It seems to arise, it is a spontaneous act in the sense that I was referring to before, but it does have a ground. The ground is that you walk to that point, the ground is that you have the vision, the ground is that you have done the practices associated with the development of confidence and so forth, which might indeed be training yourself to rely on the Guru and on the lineage. But having done that, another element enters into play, which is that spontaneous something about which one can say nothing. It is said, interestingly enough, in some texts that you keep coming back to this point and maybe you don’t go over the edge. Then nothing proceeds further, and your mind as it were goes round again. It is almost like you turn around, walk back a little, and then walk to the same point again, and another opportunity is presented to you. And then it is a question of whether you go over or not, and if not, then again you go round. The text never suggests how you could possibly go over that point, it just says that you are presented continuously with this situation, until this special inspiration that comes from nowhere arises that enables you to step over. And that is all you can say. So I hope that gives you some idea of the final level of the balance of prajña and sraddha, wisdom and confidence, because at that point they have come together truly.

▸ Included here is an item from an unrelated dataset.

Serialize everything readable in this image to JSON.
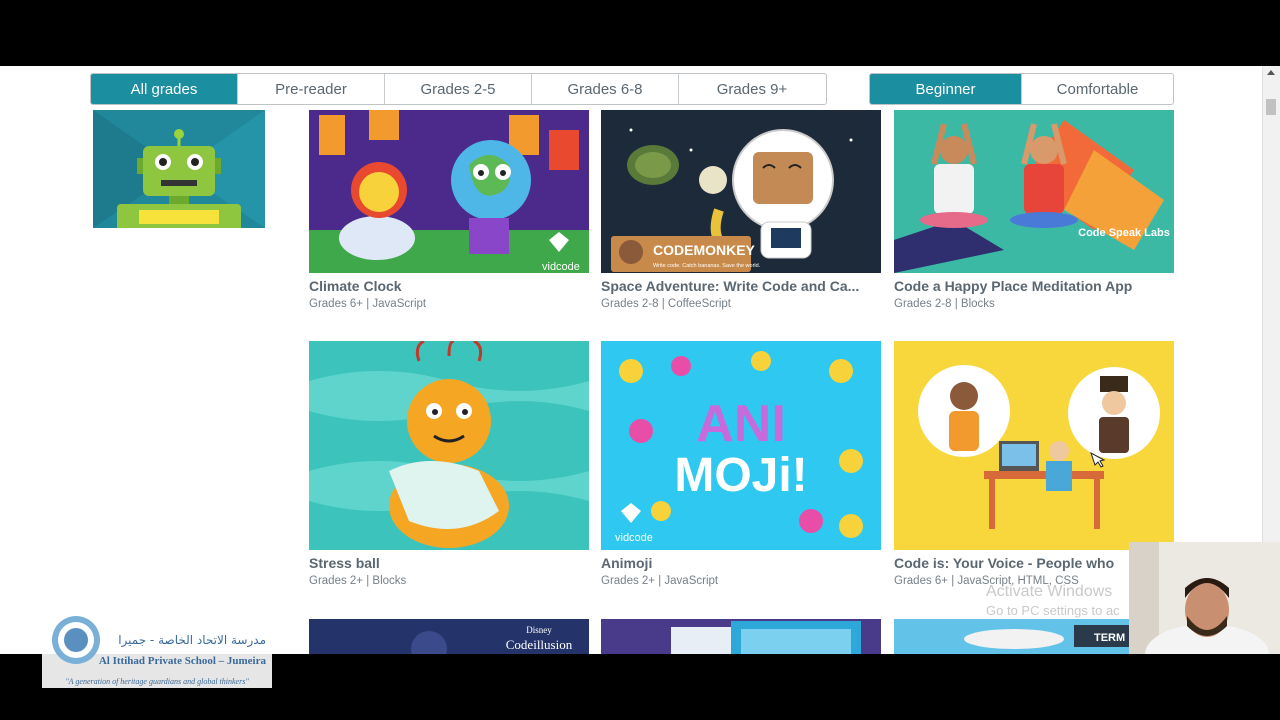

Funnily enough, when you have leapt you can’t come back because there isn’t any back, there is only a thing to leap from and a space to leap into when you haven’t leapt. But when you are in a state of leapt, there is no precipice, if you see what I mean, because the precipice and jumping off are both associated with conceptual constructions. There is the idea of the firm ground that isn’t really firm ground, it just seems like that and then there is the sense of vast space that is a bit scary. But in a way both are wrong. There isn’t really a vast space. The vast space suggests it is some kind of foreign element, this vast space and this solid ground. But actually if you were in this vast space, you would realise it always was like that anyway. When you were on apparent solid ground, you were actually in the space, you just didn’t think you were.
So there is some sense in which the whole thing is a kind of confidence trick and nothing ever actually happened. But it is no good trying to convince yourself of that prematurely, because you don’t believe it. In fact you feel very much it is not true. It is only in hindsight that you think, “Oh wasn’t I really stupid, there never was anything other than this that I am in”. And the apparent fact that there is something I seem to be in isn’t even a possible discrimination, because you would have to then discriminate something where you weren’t in. But you always were there, so therefore the there isn’t anywhere, if you see what I mean. It only means something when you have the notion there is something different. And that fact that you think there is something different makes the thing that you eventually will be in actually seem to be different from what it will be (laughter). I think we’d better stop there.